TEPPFA position paper: PVC pipes fit for the hydrogen economy06/09/2021
PVC pipe highlights at Plastic Pipes XX – Day 207/09/2021
The Plastic Pipes XX conference was originally scheduled to take place in September 2020 in Amsterdam, the Netherlands, but due to the coronavirus pandemic it was postponed to 6-8 September 2021. Continuing restrictions in the Netherlands mean the physical conference is limited to 120 attendees, with options to follow the event online.
For the PVC piping industry, Day 1 of PPXX provided many new insights. General Manager Ludo Debever from TEPPFA presented the voluntary commitments by TEPPFA member companies to increase uptake of recycled PVC material in new pipes, in line with the EU Circular Economy Action Plan and European Green Deal.
Next, Stefan Fokken from additive producer Baerlocher presented how Europe led the way to replace lead with sustainable Ca-Zn stabiliser systems for PVC pipes. This happened voluntarily through Vinyl 2010 and later VinylPlus. Now, China and India are following in the footsteps of Europe.
Due to Covid19 restrictions Andrew White from FP-Pigments in the UK was unable to attend in person. His pre-recorded presentation announced a new generation of high opacity pigments able to partly replace conventional TiO2 in PVC pipe formulation. According to Andrew White, using the new pigments allow reducing the cost and carbon footprints of the formulation.
Dr. Enrico Boccaleri from Università del Piemonte Orientale (Italy) presented novel research on nanostructured materials as additives for PVC water and sewer pipes. According to Dr. Boccaleri the most striking improvements were observed in the mechanical performances, where an enhancement in rigidity and a simultaneous increase in tensile strength and elongation (i.e. nanoreinforcement) were found at low concentrations of nanoparticles.
Andreas Frank from The Polymer Competence Center Leoben in Austria concluded the day.

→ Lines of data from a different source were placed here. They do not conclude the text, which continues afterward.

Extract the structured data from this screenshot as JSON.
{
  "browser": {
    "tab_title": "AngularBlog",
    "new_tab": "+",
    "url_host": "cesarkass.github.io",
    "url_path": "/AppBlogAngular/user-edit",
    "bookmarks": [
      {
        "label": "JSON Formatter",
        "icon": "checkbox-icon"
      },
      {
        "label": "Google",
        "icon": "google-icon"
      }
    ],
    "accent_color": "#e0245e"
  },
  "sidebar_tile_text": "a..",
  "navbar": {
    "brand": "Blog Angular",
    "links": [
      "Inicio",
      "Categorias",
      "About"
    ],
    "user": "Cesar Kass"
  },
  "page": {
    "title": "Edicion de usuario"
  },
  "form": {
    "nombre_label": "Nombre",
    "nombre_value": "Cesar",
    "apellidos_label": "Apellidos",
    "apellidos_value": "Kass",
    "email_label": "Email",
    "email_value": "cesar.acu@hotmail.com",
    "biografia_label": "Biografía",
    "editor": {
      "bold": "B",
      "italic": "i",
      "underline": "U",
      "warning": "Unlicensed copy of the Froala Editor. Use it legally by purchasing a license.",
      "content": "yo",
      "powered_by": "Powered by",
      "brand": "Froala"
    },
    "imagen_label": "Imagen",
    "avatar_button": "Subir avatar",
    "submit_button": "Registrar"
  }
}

His paper focused on slow crack growth of reprocessed PVC. In the study PVC-U pipe compounds with three different K values were manufactured and characterized. These compounds were repeatedly shredded and remanufactured up to ten times and tested after every reprocessing step. The SCG failure curves showed that even after ten reprocessing steps the SCG resistance was not influenced significantly, confirming the high recyclability of the compounds.